EXERCISE INSTRUCTIONS >> Nothing but the images should be left out when the entries are restated word for word.

(App and web page records)

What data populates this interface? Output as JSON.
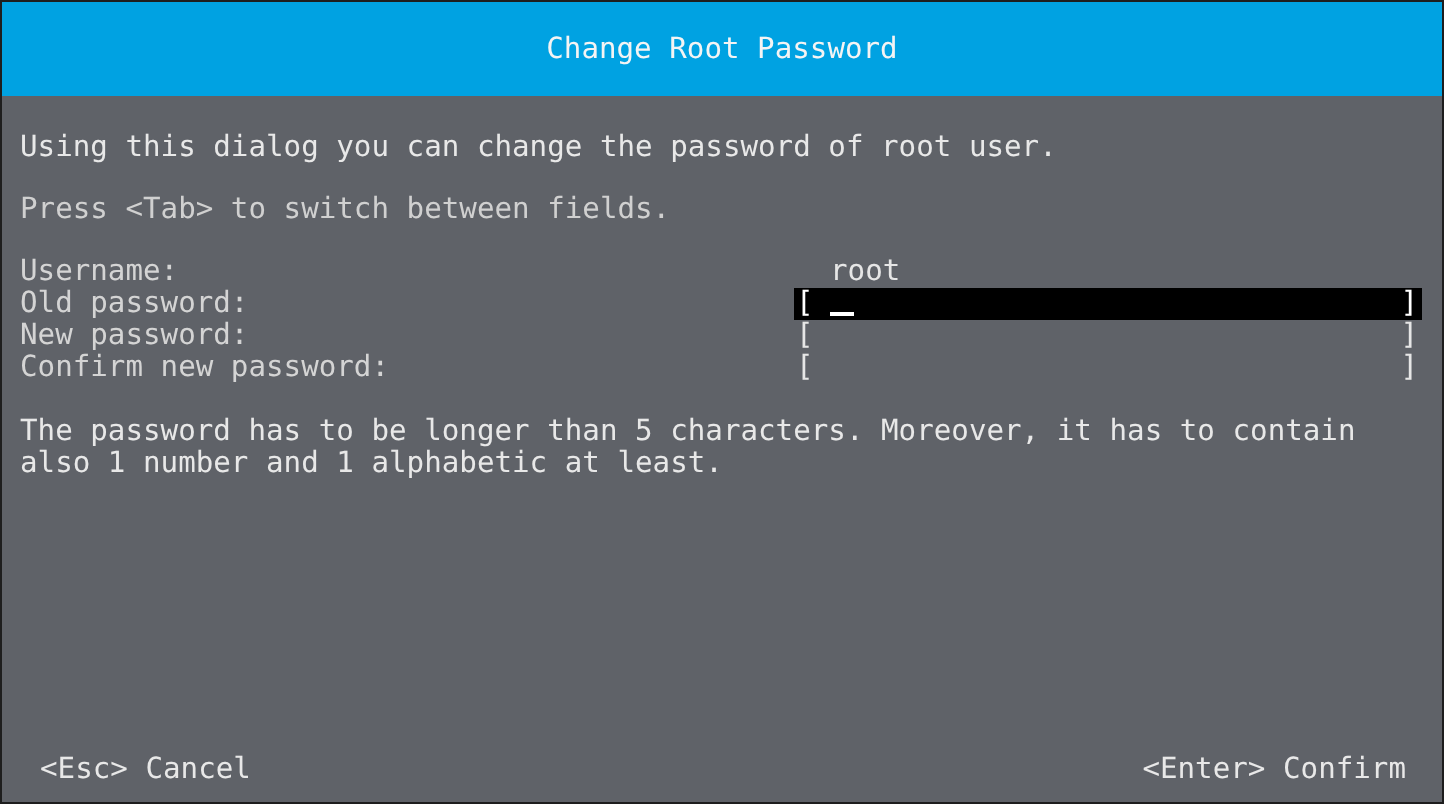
{
  "title": "Change Root Password",
  "intro": "Using this dialog you can change the password of root user.",
  "hint": "Press <Tab> to switch between fields.",
  "fields": [
    {
      "label": "Username:",
      "kind": "text",
      "value": "root"
    },
    {
      "label": "Old password:",
      "kind": "password",
      "open": "[",
      "close": "]",
      "focused": true
    },
    {
      "label": "New password:",
      "kind": "password",
      "open": "[",
      "close": "]",
      "focused": false
    },
    {
      "label": "Confirm new password:",
      "kind": "password",
      "open": "[",
      "close": "]",
      "focused": false
    }
  ],
  "note": "The password has to be longer than 5 characters. Moreover, it has to contain also 1 number and 1 alphabetic at least.",
  "footer": {
    "cancel": "<Esc> Cancel",
    "confirm": "<Enter> Confirm"
  }
}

EXERCISE ANSWER >>
What data populates this interface? Output as JSON.
{
  "title": "Change Root Password",
  "intro": "Using this dialog you can change the password of root user.",
  "hint": "Press <Tab> to switch between fields.",
  "fields": [
    {
      "label": "Username:",
      "kind": "text",
      "value": "root"
    },
    {
      "label": "Old password:",
      "kind": "password",
      "open": "[",
      "close": "]",
      "focused": true
    },
    {
      "label": "New password:",
      "kind": "password",
      "open": "[",
      "close": "]",
      "focused": false
    },
    {
      "label": "Confirm new password:",
      "kind": "password",
      "open": "[",
      "close": "]",
      "focused": false
    }
  ],
  "note": "The password has to be longer than 5 characters. Moreover, it has to contain also 1 number and 1 alphabetic at least.",
  "footer": {
    "cancel": "<Esc> Cancel",
    "confirm": "<Enter> Confirm"
  }
}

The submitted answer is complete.